* _YOUR INSTRUCTIONS_:
One figure is wanted here: how many lines in the entries hold the word "BFWG".

* _INFORMATION SUPPLIED_:
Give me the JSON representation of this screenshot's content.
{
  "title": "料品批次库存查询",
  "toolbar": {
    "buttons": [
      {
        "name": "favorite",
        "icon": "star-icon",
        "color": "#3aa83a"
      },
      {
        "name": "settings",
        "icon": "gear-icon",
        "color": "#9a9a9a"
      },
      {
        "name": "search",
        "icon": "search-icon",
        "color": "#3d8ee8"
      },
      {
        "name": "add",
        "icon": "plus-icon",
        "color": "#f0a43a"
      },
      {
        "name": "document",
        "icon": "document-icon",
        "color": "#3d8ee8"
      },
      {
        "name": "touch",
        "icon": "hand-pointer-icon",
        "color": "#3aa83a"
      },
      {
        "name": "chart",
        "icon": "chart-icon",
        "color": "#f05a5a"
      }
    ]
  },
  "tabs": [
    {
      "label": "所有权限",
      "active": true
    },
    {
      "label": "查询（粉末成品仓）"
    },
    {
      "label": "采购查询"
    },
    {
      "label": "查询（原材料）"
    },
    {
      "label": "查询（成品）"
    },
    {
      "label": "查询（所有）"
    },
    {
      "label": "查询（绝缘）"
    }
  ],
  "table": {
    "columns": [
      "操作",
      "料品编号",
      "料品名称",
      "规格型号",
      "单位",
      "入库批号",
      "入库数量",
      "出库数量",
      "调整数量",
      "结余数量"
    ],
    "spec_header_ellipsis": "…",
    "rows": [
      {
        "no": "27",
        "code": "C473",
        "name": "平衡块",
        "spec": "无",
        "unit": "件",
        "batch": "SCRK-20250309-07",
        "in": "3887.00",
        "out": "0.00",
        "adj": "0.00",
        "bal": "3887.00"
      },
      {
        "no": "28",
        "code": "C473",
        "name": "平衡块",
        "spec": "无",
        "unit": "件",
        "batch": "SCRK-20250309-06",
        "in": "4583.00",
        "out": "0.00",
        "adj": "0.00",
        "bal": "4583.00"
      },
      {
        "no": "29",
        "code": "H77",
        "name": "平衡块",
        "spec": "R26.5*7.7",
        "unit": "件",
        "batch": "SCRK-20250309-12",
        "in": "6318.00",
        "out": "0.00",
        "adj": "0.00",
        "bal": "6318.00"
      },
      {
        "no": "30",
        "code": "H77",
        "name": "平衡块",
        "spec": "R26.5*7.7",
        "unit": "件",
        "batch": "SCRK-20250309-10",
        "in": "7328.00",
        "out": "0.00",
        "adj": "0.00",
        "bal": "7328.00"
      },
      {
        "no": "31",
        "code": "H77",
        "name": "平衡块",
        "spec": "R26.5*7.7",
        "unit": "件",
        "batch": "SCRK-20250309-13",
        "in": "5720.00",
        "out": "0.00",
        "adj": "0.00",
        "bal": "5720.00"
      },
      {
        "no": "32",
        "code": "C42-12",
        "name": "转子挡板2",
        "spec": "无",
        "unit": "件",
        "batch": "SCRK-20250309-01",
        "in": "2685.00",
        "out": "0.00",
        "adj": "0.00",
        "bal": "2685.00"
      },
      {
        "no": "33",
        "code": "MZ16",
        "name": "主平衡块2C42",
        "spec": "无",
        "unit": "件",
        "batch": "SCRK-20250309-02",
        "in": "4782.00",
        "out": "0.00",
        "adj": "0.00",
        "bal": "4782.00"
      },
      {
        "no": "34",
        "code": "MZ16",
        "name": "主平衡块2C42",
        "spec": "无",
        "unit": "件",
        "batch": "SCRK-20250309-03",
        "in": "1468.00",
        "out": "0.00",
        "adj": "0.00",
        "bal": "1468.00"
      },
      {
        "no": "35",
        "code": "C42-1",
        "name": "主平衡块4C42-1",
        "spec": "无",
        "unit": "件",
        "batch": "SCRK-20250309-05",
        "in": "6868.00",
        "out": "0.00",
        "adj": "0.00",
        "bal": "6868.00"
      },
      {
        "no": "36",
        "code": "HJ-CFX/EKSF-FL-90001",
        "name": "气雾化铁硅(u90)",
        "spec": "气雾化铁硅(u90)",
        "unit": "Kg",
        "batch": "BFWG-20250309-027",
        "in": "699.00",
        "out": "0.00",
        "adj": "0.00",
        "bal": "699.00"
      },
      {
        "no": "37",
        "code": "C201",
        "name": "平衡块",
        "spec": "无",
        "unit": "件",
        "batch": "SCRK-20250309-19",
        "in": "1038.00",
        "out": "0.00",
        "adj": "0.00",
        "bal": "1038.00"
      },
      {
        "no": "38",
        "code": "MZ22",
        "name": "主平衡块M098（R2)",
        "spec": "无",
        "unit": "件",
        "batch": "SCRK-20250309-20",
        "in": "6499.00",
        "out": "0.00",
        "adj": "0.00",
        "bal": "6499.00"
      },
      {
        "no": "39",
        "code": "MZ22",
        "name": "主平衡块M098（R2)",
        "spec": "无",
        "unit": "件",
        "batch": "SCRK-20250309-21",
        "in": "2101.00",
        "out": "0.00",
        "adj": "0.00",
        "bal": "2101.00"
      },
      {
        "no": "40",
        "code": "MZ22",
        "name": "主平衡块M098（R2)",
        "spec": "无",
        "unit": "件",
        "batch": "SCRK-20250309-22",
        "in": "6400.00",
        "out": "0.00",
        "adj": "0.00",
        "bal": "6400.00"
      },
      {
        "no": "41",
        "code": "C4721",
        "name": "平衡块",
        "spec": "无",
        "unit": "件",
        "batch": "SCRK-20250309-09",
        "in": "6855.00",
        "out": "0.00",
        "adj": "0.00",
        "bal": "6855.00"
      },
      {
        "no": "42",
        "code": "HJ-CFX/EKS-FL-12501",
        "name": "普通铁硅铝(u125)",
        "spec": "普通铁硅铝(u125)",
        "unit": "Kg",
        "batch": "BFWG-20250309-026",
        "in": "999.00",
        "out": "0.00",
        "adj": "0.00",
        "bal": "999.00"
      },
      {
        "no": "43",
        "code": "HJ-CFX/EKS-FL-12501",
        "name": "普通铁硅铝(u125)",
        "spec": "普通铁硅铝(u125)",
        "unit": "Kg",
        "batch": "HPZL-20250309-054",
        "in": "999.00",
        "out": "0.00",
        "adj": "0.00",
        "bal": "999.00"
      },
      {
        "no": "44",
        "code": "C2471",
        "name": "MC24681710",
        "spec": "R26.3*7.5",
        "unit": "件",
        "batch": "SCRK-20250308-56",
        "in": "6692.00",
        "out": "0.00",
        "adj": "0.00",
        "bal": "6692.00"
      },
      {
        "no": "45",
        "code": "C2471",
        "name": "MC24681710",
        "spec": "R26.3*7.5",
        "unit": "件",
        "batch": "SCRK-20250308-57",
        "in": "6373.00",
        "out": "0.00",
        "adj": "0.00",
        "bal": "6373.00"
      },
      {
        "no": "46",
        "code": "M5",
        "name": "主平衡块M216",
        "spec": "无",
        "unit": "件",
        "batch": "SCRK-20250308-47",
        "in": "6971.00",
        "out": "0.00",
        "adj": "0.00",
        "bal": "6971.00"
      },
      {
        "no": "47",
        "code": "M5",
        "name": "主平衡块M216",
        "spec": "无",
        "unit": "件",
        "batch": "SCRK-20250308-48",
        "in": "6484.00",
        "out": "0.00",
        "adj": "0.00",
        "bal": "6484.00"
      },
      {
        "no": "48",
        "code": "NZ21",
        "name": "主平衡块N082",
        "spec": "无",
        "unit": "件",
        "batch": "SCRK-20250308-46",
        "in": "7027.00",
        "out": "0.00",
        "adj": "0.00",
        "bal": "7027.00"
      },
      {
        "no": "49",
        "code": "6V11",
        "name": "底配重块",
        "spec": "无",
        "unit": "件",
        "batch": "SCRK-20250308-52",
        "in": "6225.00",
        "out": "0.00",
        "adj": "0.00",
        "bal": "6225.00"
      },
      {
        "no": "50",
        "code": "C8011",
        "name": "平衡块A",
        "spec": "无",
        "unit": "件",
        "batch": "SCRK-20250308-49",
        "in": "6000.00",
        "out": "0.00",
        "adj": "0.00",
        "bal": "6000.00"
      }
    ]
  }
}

* _YOUR SOLUTION_:
2